There are numerous variants of facial pain syndromes that do not manifest with classic symptoms of trigeminal neuralgia. These syndromes can be grouped as atypical facial pain.
These conditions can present with bilateral facial pain (pain on both sides of the face), neuropathic pain (burning, continuous pain) and pain that is not discordant (out of proportion to stimulus – like light touch or chewing).

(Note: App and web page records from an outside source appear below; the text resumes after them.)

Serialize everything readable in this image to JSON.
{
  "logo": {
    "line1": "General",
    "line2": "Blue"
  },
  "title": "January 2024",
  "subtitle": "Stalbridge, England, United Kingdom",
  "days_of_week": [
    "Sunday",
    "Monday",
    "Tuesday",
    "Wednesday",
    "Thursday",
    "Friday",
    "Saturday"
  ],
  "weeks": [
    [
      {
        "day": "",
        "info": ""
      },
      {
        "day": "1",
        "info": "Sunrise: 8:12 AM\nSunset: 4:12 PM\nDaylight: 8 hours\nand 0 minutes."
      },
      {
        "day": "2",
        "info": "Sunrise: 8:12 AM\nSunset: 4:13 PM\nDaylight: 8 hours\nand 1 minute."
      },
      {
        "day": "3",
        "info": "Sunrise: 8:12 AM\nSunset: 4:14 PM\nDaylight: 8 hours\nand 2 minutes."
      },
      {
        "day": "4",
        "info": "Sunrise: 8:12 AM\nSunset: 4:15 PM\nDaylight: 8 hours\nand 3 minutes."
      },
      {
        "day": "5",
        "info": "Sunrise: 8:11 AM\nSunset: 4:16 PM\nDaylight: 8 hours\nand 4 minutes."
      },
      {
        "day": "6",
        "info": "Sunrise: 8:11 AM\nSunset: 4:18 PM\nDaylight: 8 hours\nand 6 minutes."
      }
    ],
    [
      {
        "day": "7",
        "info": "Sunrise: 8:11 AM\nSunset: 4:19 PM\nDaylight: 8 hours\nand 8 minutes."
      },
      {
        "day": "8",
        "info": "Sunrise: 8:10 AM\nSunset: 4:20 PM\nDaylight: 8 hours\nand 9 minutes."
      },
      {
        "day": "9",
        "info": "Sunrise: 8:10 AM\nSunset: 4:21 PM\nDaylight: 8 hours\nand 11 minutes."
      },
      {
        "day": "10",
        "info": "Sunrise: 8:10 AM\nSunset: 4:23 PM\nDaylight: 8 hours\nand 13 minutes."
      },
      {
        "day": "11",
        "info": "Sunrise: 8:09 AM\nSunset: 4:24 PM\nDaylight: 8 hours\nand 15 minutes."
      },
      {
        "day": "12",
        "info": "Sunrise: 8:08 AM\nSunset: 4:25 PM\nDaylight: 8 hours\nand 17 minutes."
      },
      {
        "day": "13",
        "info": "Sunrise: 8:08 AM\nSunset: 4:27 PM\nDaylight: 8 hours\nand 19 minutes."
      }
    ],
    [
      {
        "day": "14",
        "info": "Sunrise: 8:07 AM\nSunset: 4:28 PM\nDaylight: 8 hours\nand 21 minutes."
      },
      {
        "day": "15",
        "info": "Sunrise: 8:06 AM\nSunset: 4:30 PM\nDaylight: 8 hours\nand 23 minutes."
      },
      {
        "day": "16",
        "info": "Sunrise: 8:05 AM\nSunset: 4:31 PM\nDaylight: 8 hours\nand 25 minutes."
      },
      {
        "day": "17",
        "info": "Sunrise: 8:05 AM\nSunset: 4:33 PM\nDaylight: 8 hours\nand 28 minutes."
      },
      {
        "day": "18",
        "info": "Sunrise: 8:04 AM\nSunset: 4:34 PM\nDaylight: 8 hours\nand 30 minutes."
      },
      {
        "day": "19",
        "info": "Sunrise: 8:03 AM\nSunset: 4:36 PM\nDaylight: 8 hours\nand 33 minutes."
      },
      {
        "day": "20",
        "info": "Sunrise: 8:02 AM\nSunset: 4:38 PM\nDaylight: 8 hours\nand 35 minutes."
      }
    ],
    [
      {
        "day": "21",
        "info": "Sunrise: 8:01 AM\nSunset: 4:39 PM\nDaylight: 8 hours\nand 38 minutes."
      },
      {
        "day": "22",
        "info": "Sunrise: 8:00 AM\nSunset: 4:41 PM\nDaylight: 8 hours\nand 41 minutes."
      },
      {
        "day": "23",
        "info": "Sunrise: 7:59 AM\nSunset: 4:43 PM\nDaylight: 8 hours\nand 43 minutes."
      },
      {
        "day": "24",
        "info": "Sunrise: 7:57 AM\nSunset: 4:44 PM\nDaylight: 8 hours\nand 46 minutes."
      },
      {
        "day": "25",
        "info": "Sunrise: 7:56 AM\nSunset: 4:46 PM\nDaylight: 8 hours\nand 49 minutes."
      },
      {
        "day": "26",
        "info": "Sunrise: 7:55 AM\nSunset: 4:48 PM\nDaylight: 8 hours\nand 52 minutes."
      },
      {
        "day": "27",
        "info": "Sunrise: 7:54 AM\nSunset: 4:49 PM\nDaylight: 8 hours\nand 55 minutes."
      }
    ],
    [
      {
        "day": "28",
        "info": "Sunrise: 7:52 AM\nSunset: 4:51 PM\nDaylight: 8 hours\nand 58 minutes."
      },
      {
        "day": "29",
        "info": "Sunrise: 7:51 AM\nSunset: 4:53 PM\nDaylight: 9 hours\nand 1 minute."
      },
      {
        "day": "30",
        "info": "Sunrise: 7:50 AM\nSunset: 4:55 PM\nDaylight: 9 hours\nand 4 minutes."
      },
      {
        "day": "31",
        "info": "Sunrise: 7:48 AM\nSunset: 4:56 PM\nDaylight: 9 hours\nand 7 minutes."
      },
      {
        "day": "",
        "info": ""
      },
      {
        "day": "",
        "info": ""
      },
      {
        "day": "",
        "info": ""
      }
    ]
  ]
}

Atypical facial pain is generally NOT caused by a blood vessel contacting the trigeminal nerve and, hence, microvascular decompression surgery is not typically helpful. However, numerous treatment options exist ranging from medications to ablative procedures such as radiofrequency ablation and balloon compression of the trigeminal nerve. More advanced treatments such as cortical stimulation and deep brain stimulation are available for refractory patients.